International students have expressed high levels of satisfaction in their courses of study and work outcomes in Australia, according to an international student survey released today.
The Minister for Education, Julia Gillard, has welcomed the results of the 2007 Follow-up International Student Survey, which was commissioned by Australian Education International.
The survey found that 68 per cent of international students who had completed a higher education course held a full time or part time job, 18 per cent were doing further full time or part time study and not working, and 5 per cent were unemployed and actively seeking a job.
Of those who had completed a vocational education and training course, 67 per cent held a full time or part time job, 26 per cent were doing further full time or part time study and not working, and 4 per cent were unemployed and actively seeking a job.
This is a positive outcome for the many thousands of international students who come to study in Australia every year, and a clear international endorsement of the quality of Australian education.
The overall positive experience of international students in Australia was reflected in around 75 per cent of them intending to become permanent residents at some point in the future.
International education is Australia’s third largest export earner and a great force for international cooperation, to which the Australian Government is strongly committed.
The earlier survey, released in 2007, identified education quality, richness of student experience and enhanced employment prospects as key reasons international students choose Australia.
The follow up survey, in which more than 2000 students participated, sought to determine whether Australia had met students’ expectations in these areas and the extent to which they had achieved their career or further education aspirations following course completion.

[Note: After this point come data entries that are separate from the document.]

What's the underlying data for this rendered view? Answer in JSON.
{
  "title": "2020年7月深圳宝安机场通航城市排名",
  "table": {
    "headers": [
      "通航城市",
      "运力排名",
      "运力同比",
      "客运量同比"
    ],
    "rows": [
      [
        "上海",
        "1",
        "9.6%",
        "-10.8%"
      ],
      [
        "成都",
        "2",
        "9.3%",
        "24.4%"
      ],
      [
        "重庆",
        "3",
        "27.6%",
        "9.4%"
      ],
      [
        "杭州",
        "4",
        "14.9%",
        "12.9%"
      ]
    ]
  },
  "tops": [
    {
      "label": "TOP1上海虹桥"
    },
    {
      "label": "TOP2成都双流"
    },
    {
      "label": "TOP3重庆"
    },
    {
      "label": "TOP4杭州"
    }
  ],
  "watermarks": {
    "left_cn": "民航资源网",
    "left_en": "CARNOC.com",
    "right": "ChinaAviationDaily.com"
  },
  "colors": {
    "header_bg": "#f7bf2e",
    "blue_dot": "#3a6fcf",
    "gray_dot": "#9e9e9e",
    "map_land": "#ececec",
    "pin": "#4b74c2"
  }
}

The 2007 Follow-up International Student Survey is available from: http://aei.gov.au/